PROBLEM TO WORK ON: Return each line of the records below that contains the word "title".

PROVIDED DATA:
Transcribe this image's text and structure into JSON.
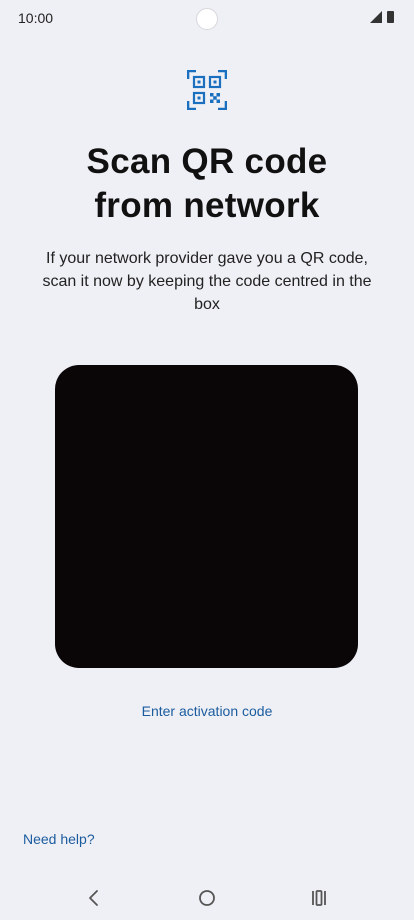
{
  "status_bar": {
    "time": "10:00"
  },
  "header": {
    "icon": "qr-scan-icon",
    "title": "Scan QR code\nfrom network",
    "description": "If your network provider gave you a QR code, scan it now by keeping the code centred in the box"
  },
  "scanner": {
    "viewfinder_color": "#0a0608"
  },
  "actions": {
    "activation_link": "Enter activation code",
    "help_link": "Need help?"
  },
  "nav_bar": {
    "back_icon": "back-chevron-icon",
    "home_icon": "home-circle-icon",
    "recents_icon": "recents-icon"
  },
  "colors": {
    "background": "#eff0f5",
    "accent": "#1b5c9f",
    "icon_blue": "#1a6fbe"
  }
}
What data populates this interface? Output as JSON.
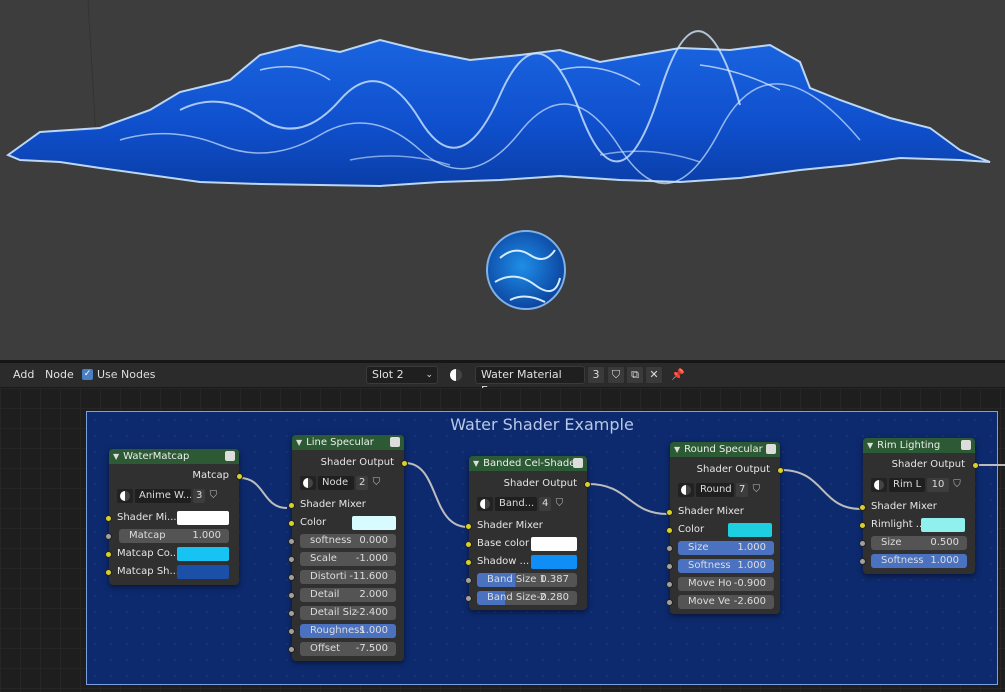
{
  "header": {
    "add_label": "Add",
    "node_label": "Node",
    "use_nodes_label": "Use Nodes",
    "use_nodes_checked": true,
    "slot_label": "Slot 2",
    "material_name": "Water Material Exa...",
    "material_users": "3"
  },
  "frame": {
    "title": "Water Shader Example"
  },
  "nodes": {
    "water_matcap": {
      "title": "WaterMatcap",
      "output": "Matcap",
      "mat_name": "Anime W...",
      "mat_users": "3",
      "inputs": [
        "Shader Mi...",
        "Matcap",
        "Matcap Co...",
        "Matcap Sh..."
      ],
      "matcap_value": "1.000",
      "colors": [
        "#ffffff",
        "#16c3f3",
        "#1c4fa8"
      ]
    },
    "line_specular": {
      "title": "Line Specular",
      "output": "Shader Output",
      "mat_name": "Node",
      "mat_users": "2",
      "shader_mixer": "Shader Mixer",
      "color_label": "Color",
      "color": "#d8fbff",
      "fields": [
        {
          "label": "softness",
          "value": "0.000"
        },
        {
          "label": "Scale",
          "value": "-1.000"
        },
        {
          "label": "Distorti",
          "value": "-11.600"
        },
        {
          "label": "Detail",
          "value": "2.000"
        },
        {
          "label": "Detail Siz",
          "value": "-2.400"
        },
        {
          "label": "Roughness",
          "value": "1.000"
        },
        {
          "label": "Offset",
          "value": "-7.500"
        }
      ]
    },
    "banded_cel": {
      "title": "Banded Cel-Shade",
      "output": "Shader Output",
      "mat_name": "Band...",
      "mat_users": "4",
      "shader_mixer": "Shader Mixer",
      "base_color_label": "Base color",
      "base_color": "#ffffff",
      "shadow_label": "Shadow ...",
      "shadow_color": "#0f8ff5",
      "fields": [
        {
          "label": "Band Size 1",
          "value": "0.387",
          "fill": 0.387
        },
        {
          "label": "Band Size 2",
          "value": "-0.280",
          "fill": 0.28
        }
      ]
    },
    "round_specular": {
      "title": "Round Specular",
      "output": "Shader Output",
      "mat_name": "Round",
      "mat_users": "7",
      "shader_mixer": "Shader Mixer",
      "color_label": "Color",
      "color": "#1dcfe0",
      "fields": [
        {
          "label": "Size",
          "value": "1.000"
        },
        {
          "label": "Softness",
          "value": "1.000"
        },
        {
          "label": "Move Ho",
          "value": "-0.900"
        },
        {
          "label": "Move Ve",
          "value": "-2.600"
        }
      ]
    },
    "rim_lighting": {
      "title": "Rim Lighting",
      "output": "Shader Output",
      "mat_name": "Rim L",
      "mat_users": "10",
      "shader_mixer": "Shader Mixer",
      "rimlight_label": "Rimlight ...",
      "rimlight_color": "#8ff0ee",
      "fields": [
        {
          "label": "Size",
          "value": "0.500"
        },
        {
          "label": "Softness",
          "value": "1.000"
        }
      ]
    }
  },
  "colors": {
    "node_header": "#2c5a34",
    "frame_bg": "#0d2a6e",
    "socket_shader": "#d9d12a",
    "socket_value": "#a1a1a1",
    "field_active": "#4a72c0"
  }
}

SOLUTION TO THIS TASK:
    "title": "Scan QR code\nfrom network",
    "title": "Water Shader Example"
      "title": "WaterMatcap",
      "title": "Line Specular",
      "title": "Banded Cel-Shade",
      "title": "Round Specular",
      "title": "Rim Lighting",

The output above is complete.